JUDY WOODRUFF: The Israeli ground assault on Gaza late today surprised officials of foreign governments who have been furiously working in Cairo to negotiate a permanent cease-fire.A case in point, the Palestine Liberation Organization’s ambassador to the U.S., Maen Rashid Areikat.
He spoke this afternoon with the NewsHour’s chief foreign affairs correspondent, Margaret Warner, just an hour before the incursion was announced.
MARGARET WARNER: Ambassador Areikat, thank you for having us.
MAEN RASHID AREIKAT, Ambassador, PLO Delegation to the U.S: Thank you.
MARGARET WARNER: Well, well after this lull, in fact, fierce fighting has resumed, more rockets, more killings in Gaza. What is it going to take to end this thing?
MAEN RASHID AREIKAT: I think it will take the efforts of many parties. It’s not only Israel and the Palestinian factions who are now engaged in intense efforts to reach a cease-fire.
The Palestinian president yesterday arrived in Cairo, held talks with Hamas officials, with Egyptian officials. He’s planning to go to Turkey tomorrow, to Qatar. There are very, very intensified efforts right now to somehow bridge the gaps between the two sides.
I personally believe that it is a matter of time before they reach a cease-fire.
MARGARET WARNER: So, you mean, even though we see all this violence going on, that this separate track, the diplomatic track, you think still holds promise? As you said, your president is involved.
MAEN RASHID AREIKAT: Yes, I think both sides have no interest in expanding this confrontation.
The Palestinian leadership position is very clear. We don’t believe that this is in the interests of any party, definitely not the Palestinians, who have really suffered a heavy toll of civilian casualties. More than 240 have been killed so far, 1,600 wounded, very, very extensive damage in the Gaza Strip.
So it is in the interest of the Palestinian people to see a cease-fire as soon as possible.
MARGARET WARNER: If there is no permanent cease-fire reached, there are many voices in Israel calling for some sort of ground invasion. What would be the consequences of that?
MAEN RASHID AREIKAT: I think that would be a major mistake, because Israel tried a ground invasion in 2008, 2009, and 2012. None of that is going to solve the problem in Gaza.
Our problem with Israel is a political problem. It’s a problem about a continued Israeli military occupation of the West Bank, of the Gaza Strip. Even though they withdrew their soldiers and settlers from the Gaza Strip, technically, Gaza is still under Israeli military occupation.
MARGARET WARNER: You mean because it’s controlled and exits are controlled.

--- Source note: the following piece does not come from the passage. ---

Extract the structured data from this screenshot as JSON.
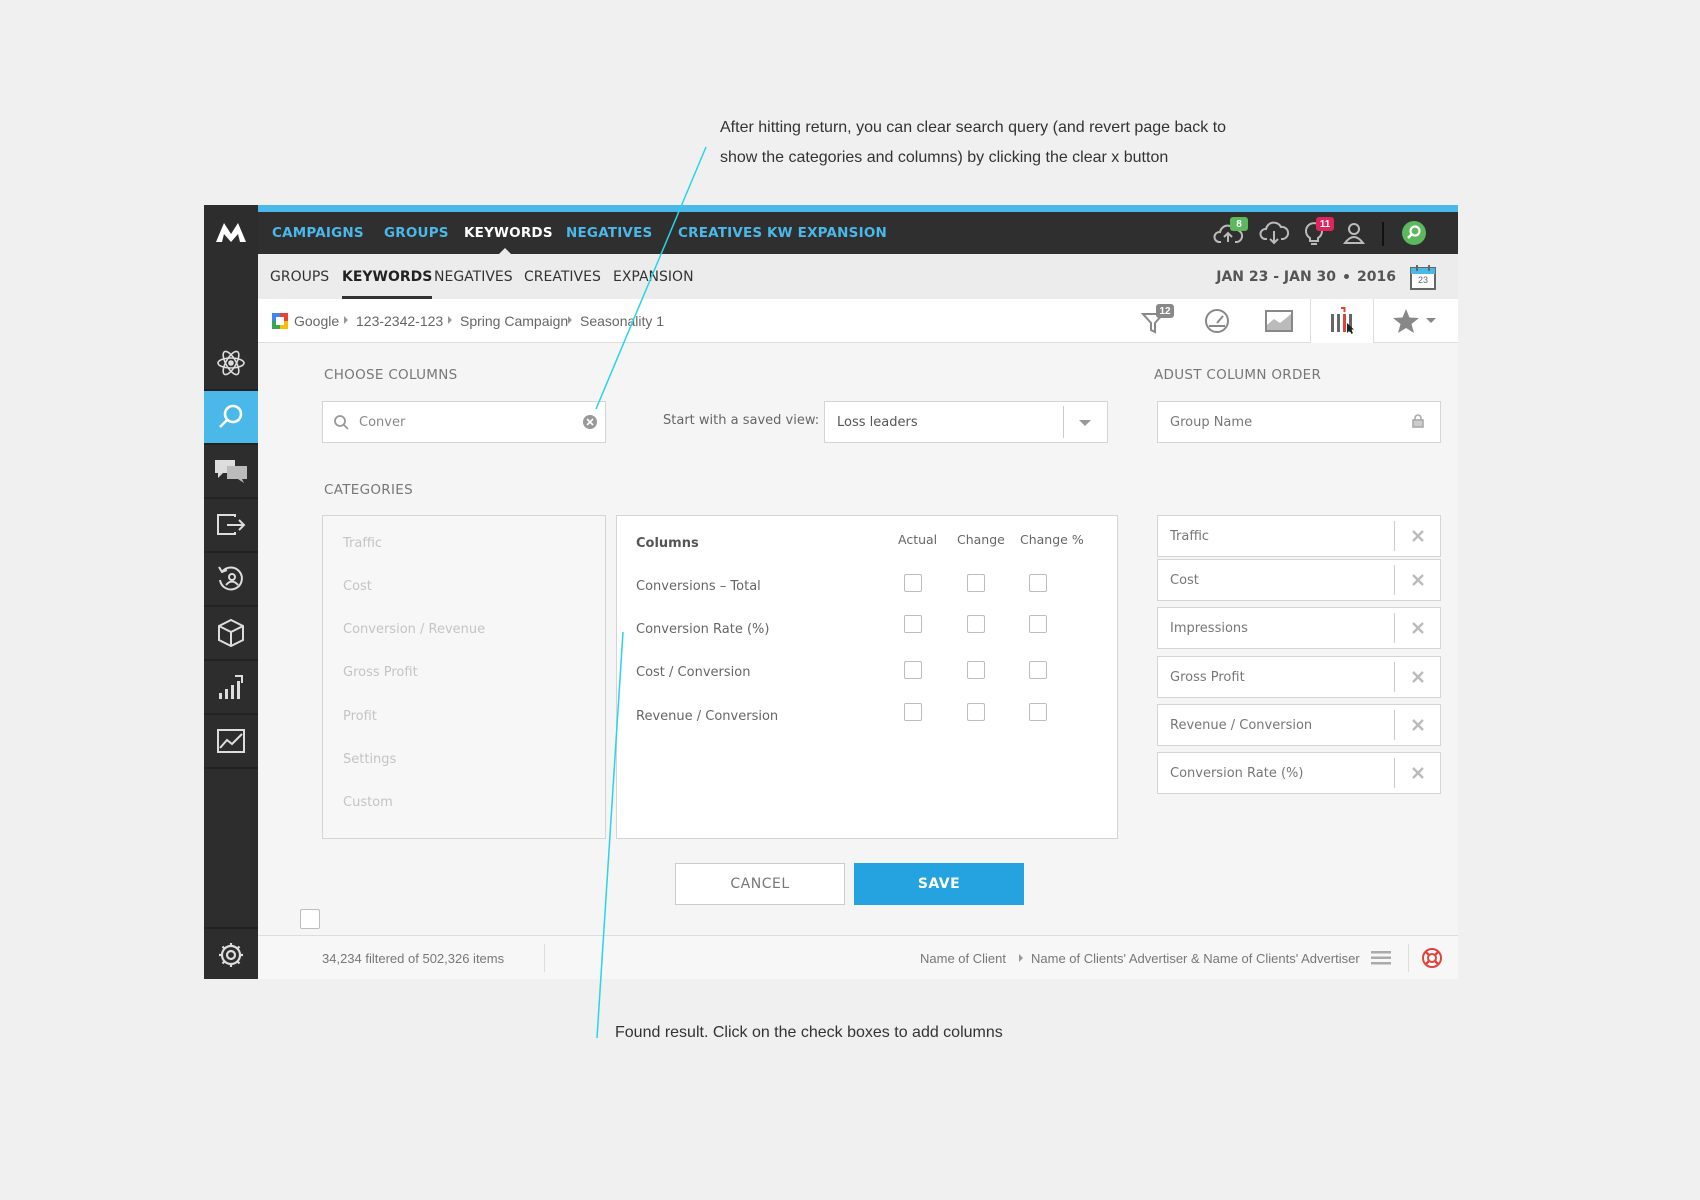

MAEN RASHID AREIKAT: Absolutely, their airspace, their territorial waters, their land crossing points, they are all under Israeli control.
The situation in the West Bank is a little bit — is better than Gaza Strip, but, still, there is a political problem that needs to be resolved, ending this occupation, creating a Palestinian state that can live side by side in peace and security with Israel.
MARGARET WARNER: Now, of course, President Abbas called on Hamas to accept this first Egyptian proposal back on Tuesday, which they rejected. Is Hamas asking for too much here?
MAEN RASHID AREIKAT: Hamas wants to see the situation in the Gaza Strip change. And I think this is something that all Palestinians want to see.
The situation in the Gaza Strip, the blockade that the Israelis have imposed on the Gaza Strip for the last five, six years, has exacted a heavy toll on the population there. Economically, the conditions are very, very dire in the Gaza Strip.
MARGARET WARNER: But does raining rockets down on Israel accomplish that?
MAEN RASHID AREIKAT: Our position is very clear on that, too.
The Palestinian leadership, the PLO, believes that only political engagement can produce the needed results. But we have keep in mind that Israel actually undertook the campaign of arresting Hamas activists in the West Bank, attacked their institutions and organizations following the abduction and the disappearance — disappearance of the three teenage settlers.
MARGARET WARNER: And the killing.
MAEN RASHID AREIKAT: And then — and then the murder and then the following murder of the Palestinian, the burning him alive.
Listen, this is not an issue of who started first, who fired first, and who retaliated. I think now the most important task is to reach a formula that will be acceptable to both sides for a cease-fire.
If this is a reminder, it reminds all of us that the status quo cannot be continued. And Israel’s false feeling that everything is quiet in the Gaza Strip, in the West Bank is a very deluding feeling. And they are not going to be able to obtain security and stability unless they end their conflict with the Palestinian people.
MARGARET WARNER: Ambassador Areikat, thank you.
MAEN RASHID AREIKAT: Thank you very much.